*What is needed*: Copy every line of the records that includes the word "History".

Entries from a dataset of interfaces
- - - -
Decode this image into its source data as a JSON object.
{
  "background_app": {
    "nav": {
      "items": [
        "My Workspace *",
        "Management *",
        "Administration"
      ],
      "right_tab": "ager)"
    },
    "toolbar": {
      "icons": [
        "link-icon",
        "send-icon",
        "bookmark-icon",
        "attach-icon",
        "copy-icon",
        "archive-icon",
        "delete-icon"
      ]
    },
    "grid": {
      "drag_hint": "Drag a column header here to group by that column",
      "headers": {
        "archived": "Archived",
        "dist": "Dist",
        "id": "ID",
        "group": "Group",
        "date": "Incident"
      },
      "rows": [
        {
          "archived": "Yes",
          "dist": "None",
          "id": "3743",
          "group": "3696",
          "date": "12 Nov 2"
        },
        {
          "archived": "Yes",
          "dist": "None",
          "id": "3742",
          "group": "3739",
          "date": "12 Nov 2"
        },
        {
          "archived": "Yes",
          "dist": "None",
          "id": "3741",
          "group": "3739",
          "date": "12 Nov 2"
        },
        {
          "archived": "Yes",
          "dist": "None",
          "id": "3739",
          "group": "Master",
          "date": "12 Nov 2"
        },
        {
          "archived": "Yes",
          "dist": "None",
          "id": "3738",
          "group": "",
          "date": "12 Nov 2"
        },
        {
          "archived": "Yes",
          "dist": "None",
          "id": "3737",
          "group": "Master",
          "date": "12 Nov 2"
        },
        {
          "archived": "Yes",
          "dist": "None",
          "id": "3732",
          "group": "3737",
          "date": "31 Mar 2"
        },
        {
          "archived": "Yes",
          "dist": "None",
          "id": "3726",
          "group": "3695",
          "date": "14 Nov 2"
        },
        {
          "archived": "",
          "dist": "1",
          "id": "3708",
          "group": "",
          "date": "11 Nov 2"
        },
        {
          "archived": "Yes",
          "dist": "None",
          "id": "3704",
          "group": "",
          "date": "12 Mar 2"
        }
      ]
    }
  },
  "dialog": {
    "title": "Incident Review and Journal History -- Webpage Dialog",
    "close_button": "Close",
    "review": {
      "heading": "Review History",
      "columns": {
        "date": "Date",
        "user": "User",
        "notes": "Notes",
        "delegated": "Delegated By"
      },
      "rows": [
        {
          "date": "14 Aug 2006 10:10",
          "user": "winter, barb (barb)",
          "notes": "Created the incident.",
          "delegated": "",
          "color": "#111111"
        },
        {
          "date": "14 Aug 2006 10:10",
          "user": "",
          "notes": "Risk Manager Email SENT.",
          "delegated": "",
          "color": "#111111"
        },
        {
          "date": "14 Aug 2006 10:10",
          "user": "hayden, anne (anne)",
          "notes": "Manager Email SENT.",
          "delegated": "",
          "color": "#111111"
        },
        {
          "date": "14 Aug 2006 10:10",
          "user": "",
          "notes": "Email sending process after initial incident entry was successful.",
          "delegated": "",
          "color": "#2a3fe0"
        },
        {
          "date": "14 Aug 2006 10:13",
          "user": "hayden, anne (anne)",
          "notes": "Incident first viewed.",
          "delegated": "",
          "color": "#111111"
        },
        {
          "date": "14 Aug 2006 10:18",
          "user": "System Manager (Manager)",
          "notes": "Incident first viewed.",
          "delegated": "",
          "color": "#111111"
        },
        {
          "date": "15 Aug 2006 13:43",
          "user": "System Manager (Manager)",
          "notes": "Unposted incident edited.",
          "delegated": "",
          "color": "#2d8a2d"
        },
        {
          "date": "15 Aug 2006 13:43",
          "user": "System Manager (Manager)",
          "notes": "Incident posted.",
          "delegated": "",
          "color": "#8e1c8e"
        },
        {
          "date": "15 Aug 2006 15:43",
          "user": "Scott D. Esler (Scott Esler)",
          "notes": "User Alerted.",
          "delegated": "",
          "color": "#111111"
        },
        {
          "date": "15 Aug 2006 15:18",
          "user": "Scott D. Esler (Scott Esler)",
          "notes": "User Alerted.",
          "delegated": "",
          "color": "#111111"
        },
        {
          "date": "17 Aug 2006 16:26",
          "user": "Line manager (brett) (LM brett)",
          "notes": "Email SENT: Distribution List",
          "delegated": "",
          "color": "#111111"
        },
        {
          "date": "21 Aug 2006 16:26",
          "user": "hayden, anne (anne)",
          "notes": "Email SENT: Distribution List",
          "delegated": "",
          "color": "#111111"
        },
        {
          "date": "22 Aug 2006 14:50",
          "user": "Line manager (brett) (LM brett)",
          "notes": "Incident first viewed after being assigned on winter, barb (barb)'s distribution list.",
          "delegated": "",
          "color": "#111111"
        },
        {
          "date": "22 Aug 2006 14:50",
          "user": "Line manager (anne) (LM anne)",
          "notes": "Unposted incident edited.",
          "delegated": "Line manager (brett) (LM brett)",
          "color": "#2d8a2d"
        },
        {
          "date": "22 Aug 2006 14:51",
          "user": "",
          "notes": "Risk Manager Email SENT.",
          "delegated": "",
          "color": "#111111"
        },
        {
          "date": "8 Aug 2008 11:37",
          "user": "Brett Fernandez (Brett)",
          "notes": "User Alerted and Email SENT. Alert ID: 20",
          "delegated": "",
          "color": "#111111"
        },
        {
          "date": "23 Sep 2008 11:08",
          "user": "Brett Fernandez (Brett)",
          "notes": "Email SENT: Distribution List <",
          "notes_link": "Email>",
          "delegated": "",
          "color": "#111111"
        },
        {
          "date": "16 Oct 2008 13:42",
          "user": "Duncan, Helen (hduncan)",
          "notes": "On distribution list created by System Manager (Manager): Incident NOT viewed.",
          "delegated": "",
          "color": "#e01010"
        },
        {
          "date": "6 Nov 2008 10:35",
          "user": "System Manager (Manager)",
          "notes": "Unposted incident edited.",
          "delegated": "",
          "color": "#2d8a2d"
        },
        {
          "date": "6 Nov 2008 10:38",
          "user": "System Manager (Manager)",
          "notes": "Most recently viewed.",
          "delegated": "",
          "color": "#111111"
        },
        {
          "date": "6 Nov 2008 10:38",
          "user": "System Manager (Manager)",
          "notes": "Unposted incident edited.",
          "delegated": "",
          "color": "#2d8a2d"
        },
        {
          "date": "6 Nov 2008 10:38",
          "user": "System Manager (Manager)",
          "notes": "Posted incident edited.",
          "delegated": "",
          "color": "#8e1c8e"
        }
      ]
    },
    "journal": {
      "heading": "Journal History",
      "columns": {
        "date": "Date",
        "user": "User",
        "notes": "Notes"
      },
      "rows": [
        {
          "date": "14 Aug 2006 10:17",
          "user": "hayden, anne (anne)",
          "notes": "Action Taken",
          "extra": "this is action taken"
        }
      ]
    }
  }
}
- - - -
*Exercise result*:
    "title": "Incident Review and Journal History -- Webpage Dialog",
      "heading": "Review History",
      "heading": "Journal History",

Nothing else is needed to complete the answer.